High fees and tight lending prompt clients to seek out local banks and credit unions
Fee hikes and a tarnished public image are prompting customers to switch from big national banks to local lenders and credit unions, according to some industry experts.
Lenders are raising fees ahead of stricter regulations set out in the Dodd-Frank Wall Street Reform and Consumer Protection Act. Most rules have yet to be implemented, but the banking industry says proposed fee limits could cost them some $16 billion in lost revenue each year. The fee hikes have further tarnished the banking industry image, already damaged by a federal bailout.
Credit unions outnumber commercial banks 8,000 to 6,800, but account for 5 percent of the industry’s $700 billion in annual revenue, according to First Research, which describes the banking industry as high consolidated among 50 of the largest firms. Major players include Bank of America, Citibank, JP Morgan Chase, Wells Fargo and Navy Federal Credit Union.
Deposits at credit unions may be relatively small, but they have been steadily growing along with the number of members. Credit union membership has grown by more than 1 percent per year since 2007 and stood at more than 92 million by September 2010 when assets totaled more than $920 million, reports cudata.com, an online credit union data analytics system.
Credit unions are not-for-profit cooperatives that enroll members from a “defined field,” such as a common employer, school or church. The institutions exist to benefit their members and do not issue stock or pay dividends to outside stockholders, according to the Credit Union National Association or CUNA. “Instead, earnings are returned to our members in the form of lower loan rates, higher interest on deposits, and lower fees,” CUNA said.

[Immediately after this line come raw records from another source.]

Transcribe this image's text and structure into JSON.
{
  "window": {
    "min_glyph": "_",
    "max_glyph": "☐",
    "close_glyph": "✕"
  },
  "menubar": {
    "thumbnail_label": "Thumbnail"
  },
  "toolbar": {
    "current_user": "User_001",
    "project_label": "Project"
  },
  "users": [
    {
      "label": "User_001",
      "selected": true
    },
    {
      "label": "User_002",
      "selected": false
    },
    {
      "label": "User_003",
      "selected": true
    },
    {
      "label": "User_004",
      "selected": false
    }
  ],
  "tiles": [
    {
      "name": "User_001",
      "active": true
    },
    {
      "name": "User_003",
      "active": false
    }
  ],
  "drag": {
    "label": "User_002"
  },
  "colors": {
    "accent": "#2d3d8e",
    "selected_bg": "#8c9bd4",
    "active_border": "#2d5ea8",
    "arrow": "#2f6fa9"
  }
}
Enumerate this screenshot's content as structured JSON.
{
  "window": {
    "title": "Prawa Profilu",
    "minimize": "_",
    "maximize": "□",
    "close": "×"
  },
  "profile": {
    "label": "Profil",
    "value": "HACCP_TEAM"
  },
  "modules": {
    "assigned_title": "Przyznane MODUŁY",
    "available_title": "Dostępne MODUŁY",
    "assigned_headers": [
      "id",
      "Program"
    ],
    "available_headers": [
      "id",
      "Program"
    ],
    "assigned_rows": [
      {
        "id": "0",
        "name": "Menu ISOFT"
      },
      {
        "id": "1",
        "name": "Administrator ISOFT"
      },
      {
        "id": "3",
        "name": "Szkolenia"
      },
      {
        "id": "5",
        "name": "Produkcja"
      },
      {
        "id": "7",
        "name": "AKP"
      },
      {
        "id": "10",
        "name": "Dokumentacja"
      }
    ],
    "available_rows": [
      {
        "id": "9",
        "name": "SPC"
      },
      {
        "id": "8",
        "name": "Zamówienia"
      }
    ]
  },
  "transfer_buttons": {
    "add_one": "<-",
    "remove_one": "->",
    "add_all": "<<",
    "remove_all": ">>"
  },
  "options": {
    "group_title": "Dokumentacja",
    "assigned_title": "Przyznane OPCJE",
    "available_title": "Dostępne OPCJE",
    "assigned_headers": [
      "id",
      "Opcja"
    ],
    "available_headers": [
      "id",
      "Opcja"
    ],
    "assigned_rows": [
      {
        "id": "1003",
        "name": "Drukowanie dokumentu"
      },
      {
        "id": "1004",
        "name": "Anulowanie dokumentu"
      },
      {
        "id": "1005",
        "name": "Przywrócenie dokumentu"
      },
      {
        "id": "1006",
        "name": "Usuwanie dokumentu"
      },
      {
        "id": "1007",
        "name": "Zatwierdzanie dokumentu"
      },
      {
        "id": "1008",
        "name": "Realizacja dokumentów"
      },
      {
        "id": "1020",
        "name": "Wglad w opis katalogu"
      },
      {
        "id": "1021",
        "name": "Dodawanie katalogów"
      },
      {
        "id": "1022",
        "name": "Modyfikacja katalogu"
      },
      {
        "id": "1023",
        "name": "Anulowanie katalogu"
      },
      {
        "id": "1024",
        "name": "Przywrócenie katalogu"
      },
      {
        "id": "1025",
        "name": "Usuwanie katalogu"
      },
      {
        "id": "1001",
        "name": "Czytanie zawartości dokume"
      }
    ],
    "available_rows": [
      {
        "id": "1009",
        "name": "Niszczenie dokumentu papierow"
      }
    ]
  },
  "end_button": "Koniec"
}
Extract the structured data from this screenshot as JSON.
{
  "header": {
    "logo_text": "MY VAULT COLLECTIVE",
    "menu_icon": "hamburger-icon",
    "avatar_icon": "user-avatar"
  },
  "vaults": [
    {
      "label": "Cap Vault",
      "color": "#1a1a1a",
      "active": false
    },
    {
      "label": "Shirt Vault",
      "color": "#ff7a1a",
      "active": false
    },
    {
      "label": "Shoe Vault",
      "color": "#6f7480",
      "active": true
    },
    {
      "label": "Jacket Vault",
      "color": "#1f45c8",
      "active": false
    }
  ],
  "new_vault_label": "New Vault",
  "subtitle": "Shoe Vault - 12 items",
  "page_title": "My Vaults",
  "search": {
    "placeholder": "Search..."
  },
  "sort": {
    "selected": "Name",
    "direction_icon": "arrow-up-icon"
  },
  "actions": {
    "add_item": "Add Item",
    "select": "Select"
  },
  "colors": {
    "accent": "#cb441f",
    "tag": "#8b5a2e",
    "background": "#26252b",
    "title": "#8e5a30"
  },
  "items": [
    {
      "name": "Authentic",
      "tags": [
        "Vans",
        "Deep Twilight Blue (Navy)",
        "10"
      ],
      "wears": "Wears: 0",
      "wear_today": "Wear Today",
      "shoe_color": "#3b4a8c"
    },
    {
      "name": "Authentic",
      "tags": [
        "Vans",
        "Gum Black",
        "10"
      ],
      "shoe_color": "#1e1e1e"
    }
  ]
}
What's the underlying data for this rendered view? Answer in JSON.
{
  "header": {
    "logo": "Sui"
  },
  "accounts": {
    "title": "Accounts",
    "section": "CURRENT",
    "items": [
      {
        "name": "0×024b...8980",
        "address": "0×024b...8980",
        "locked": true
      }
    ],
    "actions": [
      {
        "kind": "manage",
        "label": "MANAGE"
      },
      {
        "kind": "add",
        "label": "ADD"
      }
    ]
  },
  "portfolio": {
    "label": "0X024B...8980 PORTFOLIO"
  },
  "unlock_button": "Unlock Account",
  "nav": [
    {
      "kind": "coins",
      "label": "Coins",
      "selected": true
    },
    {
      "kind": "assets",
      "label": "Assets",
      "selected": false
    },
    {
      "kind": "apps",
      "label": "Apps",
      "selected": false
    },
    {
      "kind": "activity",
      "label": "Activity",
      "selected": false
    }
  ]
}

Credit unions are also exempt from taxes on payroll, sales, property and income. They function as an “economic democracy” with each member receiving equal ownership and one vote regardless of the size of their account, said CUNA. Credit unions are governed by a volunteer board elected directly by members.
A comparison by Informa Research Services, shows that on average credit unions currently offer marginally higher interest rates on 12-month certificates of deposits, savings accounts with a $1,000 minimum and personal checking accounts with a $2,500 minimum. The average rate for a 12-month CD is now .74 percent at credit unions, compared to .58 percent at commercial banks.
Overdraft fees are on average $2.82 lower at credit unions and interest charged on a variety of loans is lower. On average, credit unions charged an interest rate of 1.56 percent less on used car loans of four years or less, and 1.46 percent less for five-year new car loans. Home equity credit lines and home equity loans charged on average .53 percent and .44 percent, respectively, less in interest.
On average credit unions charge lower interest, annual fees and late fees for credit cards. Average annual fees for cards linked to rewards programs were $68.54 less at credit unions compared to banks.
More than 76 percent of credit unions offer free checking accounts with no strings attached, according the Bankrate.com 2011 Credit Union Check Study. In contrast, 65 percent of commercial banks offered free checking with no strings attached. An additional 20 percent of credit unions will waive checking fees when clients agree to direct deposit and/or e-statements.
A little more than a year ago Zogby Interactive predicted public unhappiness with the policies and behaviors of large national banks had the potential to shift business to local banks and credit unions. Nearly one-third of adults surveyed in February 2010 said they had considered moving to a local bank or credit union because of dissatisfaction with large banks. Fourteen percent of those surveyed said they had already made the move. Of this group, 60 percent said they moved in protest against large national banks.